“Ten percent is an important milestone,” Peter Voccola, principal rep on Long Island, told Allegro. “That on top of the wage increase means a significant pension increase for musicians.”

Local 802 maintains a separate contract in the Jewish wedding field. Why? One reason is that many observant Jews – even many secular Jews – don’t get married from Friday sunset to Saturday sundown (the Sabbath). Therefore, Sunday is the big wedding day in this field. As a contrast, in the union’s standard club date contract, Saturday night scale is the premium payday. But in the Jewish contract, it’s Sunday.

Since many musicians work in both fields, Local 802 tries to maintain a close relationship between the union’s “secular” club date contact and the Jewish single engagement contract.

Negotiations in this field were tough this year, said Voccola. “There are a crop of nonunion Jewish bands that are undercutting the union bands. It’s harder for the union bands to compete. The union bands need a level playing field.” Voccola asks musicians who are called to play for a nonunion Jewish band to call him confidentially.

Musicians also won a number of perks in the new agreement:

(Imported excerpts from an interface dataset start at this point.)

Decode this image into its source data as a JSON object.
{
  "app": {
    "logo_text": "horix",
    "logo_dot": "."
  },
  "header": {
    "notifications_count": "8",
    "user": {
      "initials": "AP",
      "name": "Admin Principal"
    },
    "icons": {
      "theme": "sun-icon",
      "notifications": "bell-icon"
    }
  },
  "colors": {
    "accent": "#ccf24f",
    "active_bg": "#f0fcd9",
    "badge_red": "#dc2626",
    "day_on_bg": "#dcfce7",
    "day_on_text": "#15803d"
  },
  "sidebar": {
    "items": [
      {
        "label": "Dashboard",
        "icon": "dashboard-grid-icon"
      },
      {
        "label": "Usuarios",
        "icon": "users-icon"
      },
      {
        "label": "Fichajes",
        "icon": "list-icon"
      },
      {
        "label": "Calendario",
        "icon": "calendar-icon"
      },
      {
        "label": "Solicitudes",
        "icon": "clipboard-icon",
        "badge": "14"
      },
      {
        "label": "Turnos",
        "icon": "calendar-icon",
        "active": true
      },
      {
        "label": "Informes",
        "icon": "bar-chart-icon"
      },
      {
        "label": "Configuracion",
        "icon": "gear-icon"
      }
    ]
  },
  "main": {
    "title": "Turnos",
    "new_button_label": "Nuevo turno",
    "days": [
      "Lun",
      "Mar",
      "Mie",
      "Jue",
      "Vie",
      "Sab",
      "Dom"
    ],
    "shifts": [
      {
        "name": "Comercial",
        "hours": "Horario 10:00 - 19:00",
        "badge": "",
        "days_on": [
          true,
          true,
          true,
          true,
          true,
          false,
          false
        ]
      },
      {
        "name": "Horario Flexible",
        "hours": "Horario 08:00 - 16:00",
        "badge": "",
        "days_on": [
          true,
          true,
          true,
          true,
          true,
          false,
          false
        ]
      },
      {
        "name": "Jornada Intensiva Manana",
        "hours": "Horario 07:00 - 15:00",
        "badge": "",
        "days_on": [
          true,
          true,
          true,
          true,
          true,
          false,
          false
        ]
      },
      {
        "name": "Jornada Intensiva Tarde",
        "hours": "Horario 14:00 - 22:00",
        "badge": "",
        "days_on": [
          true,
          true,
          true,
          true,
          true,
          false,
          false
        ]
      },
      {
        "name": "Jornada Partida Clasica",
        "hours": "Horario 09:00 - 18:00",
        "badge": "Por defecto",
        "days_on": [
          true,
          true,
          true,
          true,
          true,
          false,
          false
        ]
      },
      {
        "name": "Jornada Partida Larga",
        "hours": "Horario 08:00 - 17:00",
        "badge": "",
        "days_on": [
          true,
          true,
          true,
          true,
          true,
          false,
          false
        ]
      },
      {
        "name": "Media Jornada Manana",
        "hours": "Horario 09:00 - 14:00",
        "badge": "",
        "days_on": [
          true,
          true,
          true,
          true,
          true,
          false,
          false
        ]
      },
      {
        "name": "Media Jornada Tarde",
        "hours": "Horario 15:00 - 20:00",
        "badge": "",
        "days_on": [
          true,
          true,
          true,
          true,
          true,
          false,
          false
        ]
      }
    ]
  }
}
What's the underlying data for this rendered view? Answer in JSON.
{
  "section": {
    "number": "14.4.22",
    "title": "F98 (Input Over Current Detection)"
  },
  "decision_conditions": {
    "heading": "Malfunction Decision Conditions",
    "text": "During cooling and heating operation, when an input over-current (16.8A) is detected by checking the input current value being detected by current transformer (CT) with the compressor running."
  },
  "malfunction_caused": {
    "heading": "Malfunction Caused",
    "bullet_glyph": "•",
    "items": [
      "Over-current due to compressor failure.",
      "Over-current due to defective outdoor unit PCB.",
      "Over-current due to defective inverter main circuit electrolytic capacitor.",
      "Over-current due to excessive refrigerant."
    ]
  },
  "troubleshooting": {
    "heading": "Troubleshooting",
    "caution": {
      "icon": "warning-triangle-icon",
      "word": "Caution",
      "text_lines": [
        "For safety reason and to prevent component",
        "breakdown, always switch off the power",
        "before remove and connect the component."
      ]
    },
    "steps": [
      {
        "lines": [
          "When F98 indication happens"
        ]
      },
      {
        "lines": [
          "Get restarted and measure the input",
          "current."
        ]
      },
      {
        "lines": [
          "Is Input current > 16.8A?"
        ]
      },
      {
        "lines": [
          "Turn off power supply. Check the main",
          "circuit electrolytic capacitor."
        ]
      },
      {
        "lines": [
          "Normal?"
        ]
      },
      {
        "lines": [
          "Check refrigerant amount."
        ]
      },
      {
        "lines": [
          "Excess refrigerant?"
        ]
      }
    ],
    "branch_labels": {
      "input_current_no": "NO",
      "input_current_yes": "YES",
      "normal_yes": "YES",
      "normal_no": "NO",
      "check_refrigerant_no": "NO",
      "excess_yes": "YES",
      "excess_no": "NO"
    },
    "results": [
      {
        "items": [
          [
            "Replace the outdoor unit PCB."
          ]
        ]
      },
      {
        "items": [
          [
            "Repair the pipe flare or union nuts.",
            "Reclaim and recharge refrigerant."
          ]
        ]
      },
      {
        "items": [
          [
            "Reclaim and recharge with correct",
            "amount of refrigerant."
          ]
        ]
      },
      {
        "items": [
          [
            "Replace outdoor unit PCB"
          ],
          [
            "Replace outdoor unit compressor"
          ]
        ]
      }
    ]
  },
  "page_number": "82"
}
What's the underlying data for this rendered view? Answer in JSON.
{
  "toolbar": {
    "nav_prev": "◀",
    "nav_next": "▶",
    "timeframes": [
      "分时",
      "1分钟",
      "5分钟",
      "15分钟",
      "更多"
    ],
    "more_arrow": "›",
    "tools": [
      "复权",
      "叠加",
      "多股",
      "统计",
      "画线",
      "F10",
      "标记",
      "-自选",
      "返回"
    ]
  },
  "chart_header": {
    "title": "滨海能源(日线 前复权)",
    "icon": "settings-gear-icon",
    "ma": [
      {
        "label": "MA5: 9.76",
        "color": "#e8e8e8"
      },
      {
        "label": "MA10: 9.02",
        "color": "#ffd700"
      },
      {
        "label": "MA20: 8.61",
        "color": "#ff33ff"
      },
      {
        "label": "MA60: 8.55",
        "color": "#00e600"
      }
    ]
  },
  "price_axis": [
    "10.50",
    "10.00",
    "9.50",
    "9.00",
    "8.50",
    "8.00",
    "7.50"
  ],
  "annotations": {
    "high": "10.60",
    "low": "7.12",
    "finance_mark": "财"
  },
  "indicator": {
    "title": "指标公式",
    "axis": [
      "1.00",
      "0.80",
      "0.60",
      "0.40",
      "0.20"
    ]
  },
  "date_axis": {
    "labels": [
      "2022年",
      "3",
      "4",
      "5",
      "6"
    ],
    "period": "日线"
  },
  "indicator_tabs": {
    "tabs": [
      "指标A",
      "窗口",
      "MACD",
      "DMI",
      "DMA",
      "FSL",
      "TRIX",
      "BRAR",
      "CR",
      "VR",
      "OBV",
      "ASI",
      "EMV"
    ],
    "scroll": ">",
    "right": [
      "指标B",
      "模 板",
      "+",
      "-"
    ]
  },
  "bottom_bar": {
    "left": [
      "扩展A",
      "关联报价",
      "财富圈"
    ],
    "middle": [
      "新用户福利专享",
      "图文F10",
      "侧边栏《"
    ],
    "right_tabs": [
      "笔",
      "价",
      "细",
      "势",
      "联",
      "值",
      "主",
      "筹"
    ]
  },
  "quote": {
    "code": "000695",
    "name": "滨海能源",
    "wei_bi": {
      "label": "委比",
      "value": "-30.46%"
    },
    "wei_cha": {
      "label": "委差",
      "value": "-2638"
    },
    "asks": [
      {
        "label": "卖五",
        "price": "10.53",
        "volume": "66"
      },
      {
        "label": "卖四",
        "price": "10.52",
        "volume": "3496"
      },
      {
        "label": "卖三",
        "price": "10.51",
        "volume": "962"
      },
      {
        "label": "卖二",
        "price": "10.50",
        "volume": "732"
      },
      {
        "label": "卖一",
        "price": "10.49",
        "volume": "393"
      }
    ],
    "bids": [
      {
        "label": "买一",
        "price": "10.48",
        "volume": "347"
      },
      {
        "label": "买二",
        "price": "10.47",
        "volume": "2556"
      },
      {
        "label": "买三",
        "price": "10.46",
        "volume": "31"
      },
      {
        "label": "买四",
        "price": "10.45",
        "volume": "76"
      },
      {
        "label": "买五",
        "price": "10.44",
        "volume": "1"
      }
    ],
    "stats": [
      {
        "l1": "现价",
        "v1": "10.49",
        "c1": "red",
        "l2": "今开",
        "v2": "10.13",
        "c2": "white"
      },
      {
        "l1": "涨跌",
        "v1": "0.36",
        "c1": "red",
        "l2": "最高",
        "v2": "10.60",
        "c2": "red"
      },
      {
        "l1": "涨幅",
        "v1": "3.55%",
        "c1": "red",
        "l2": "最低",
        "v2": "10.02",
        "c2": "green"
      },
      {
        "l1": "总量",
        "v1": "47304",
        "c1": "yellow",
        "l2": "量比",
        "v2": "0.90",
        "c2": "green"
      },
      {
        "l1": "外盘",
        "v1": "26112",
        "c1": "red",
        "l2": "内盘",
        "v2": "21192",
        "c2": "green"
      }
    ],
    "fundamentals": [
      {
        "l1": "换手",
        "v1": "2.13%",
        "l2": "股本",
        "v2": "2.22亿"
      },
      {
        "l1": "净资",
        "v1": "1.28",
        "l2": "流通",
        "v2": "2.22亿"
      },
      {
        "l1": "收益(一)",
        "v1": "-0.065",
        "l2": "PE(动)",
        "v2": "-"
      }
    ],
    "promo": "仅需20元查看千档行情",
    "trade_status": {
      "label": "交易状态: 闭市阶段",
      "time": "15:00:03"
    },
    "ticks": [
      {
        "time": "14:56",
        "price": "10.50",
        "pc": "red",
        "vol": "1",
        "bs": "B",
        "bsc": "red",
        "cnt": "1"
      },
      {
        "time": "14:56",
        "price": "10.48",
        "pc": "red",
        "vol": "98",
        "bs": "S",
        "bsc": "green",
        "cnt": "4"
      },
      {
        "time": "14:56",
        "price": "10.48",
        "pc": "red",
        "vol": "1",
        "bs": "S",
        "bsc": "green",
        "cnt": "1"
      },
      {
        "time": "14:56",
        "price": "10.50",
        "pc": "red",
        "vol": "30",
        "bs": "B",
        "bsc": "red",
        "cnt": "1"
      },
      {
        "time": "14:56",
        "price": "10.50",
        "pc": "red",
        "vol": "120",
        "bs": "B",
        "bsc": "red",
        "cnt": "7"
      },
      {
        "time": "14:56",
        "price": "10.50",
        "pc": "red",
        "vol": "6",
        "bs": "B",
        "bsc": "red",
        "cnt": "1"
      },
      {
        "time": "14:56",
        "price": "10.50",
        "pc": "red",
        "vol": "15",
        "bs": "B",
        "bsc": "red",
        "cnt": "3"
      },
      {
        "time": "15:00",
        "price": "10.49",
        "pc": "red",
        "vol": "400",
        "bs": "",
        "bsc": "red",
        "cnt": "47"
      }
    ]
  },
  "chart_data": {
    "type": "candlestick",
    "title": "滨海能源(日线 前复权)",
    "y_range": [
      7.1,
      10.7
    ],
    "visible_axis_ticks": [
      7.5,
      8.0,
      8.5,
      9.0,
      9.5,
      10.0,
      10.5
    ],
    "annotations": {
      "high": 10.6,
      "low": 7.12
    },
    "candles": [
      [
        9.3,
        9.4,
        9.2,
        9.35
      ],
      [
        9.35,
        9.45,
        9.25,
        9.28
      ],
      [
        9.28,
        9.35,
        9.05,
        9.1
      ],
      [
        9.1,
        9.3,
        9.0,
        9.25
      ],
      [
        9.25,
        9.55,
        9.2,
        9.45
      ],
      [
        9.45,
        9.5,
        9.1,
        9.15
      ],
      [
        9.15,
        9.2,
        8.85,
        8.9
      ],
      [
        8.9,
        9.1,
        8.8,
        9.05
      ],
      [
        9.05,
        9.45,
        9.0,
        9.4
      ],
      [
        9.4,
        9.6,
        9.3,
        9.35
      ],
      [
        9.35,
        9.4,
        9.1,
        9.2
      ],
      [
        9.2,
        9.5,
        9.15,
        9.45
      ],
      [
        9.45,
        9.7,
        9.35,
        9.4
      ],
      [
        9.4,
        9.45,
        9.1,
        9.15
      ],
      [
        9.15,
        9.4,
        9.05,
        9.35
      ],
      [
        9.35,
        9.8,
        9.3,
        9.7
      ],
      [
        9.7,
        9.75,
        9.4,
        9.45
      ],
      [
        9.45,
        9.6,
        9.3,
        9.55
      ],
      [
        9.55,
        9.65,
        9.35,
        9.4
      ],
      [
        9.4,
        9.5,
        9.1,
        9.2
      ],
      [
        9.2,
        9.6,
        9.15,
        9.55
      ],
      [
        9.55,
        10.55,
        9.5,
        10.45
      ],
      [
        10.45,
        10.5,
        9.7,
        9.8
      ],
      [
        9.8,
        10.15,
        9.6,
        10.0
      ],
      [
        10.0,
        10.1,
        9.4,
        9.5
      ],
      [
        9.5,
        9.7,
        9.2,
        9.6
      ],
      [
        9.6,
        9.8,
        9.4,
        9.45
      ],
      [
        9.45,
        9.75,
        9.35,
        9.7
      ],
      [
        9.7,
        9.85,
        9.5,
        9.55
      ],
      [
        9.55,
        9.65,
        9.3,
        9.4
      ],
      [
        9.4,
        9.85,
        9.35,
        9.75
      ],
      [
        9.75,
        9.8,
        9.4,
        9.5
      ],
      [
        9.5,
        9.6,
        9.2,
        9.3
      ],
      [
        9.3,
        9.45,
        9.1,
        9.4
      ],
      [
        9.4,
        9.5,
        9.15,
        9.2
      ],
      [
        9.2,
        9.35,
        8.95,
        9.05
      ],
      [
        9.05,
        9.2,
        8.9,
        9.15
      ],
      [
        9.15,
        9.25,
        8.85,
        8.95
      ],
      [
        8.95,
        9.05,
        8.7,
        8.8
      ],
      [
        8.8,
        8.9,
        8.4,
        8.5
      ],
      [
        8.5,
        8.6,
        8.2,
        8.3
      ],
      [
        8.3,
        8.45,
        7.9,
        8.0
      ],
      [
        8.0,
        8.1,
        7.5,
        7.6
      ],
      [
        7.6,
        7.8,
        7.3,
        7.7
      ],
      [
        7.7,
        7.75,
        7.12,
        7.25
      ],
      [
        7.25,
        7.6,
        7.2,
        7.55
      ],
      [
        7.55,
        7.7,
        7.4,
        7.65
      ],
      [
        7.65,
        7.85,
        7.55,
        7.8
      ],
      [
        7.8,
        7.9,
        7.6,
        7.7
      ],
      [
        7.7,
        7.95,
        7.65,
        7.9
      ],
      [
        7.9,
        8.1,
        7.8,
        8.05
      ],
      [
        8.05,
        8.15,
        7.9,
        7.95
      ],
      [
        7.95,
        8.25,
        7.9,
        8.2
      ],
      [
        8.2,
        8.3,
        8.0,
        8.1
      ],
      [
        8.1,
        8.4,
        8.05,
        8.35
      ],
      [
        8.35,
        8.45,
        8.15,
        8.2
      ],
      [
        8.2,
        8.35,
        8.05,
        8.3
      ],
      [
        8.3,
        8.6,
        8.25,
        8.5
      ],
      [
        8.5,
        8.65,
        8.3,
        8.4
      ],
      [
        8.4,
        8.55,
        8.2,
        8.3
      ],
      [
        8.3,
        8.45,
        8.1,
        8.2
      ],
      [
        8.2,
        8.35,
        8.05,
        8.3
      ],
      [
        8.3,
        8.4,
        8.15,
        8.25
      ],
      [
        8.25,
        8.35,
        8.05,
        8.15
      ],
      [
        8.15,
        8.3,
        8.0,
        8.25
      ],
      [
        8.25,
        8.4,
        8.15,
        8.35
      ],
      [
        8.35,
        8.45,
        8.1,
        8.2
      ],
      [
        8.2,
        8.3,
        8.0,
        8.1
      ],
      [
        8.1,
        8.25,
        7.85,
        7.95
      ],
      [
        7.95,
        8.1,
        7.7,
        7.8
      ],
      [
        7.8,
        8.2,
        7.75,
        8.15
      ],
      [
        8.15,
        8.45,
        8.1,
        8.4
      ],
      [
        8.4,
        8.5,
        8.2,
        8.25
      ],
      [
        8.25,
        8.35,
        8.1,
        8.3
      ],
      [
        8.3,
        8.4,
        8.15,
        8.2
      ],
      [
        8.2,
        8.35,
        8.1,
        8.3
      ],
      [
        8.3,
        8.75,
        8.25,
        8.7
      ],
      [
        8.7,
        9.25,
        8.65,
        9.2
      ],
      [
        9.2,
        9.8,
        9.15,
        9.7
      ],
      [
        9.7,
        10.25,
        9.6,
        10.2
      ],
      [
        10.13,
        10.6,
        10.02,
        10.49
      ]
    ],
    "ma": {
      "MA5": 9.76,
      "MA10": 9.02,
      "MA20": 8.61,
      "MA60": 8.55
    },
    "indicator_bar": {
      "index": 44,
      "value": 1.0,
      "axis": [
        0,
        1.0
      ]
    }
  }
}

  • For the first time, Memorial Day and Labor Day will pay at the premium weekend rate.
  • Travel to Monsey, New York and Lakewood, New Jersey (two popular cities for Jewish weddings) will increase. Trips to Munsie will pay $20; trips to Lakewood will pay $35 by the end of the contract.
  • Right now, musicians are guaranteed the union’s health plan if they play a certain number of gigs. If the union’s health plan goes up in cost, the employer has pledged to cover the increase to keep musicians covered.

The main signatories to the agreement are the bands Nafshenu, Neginah, Neshoma and BaRock plus a few smaller employers.

The new agreement expires on July 31, 2009.


If you play for nonunion Jewish wedding bands, you are not earning pension, health and other fringe benefits that come with a union contract. You are also helping these bands undercut union bands, which brings down wages for everyone. If you get called to play for a nonunion Jewish wedding band, call Pete Voccola, Local 802’s principal rep on Long Island, at (516) 576-9436. Your call is confidential. Do your part and help create a level playing field for musicians!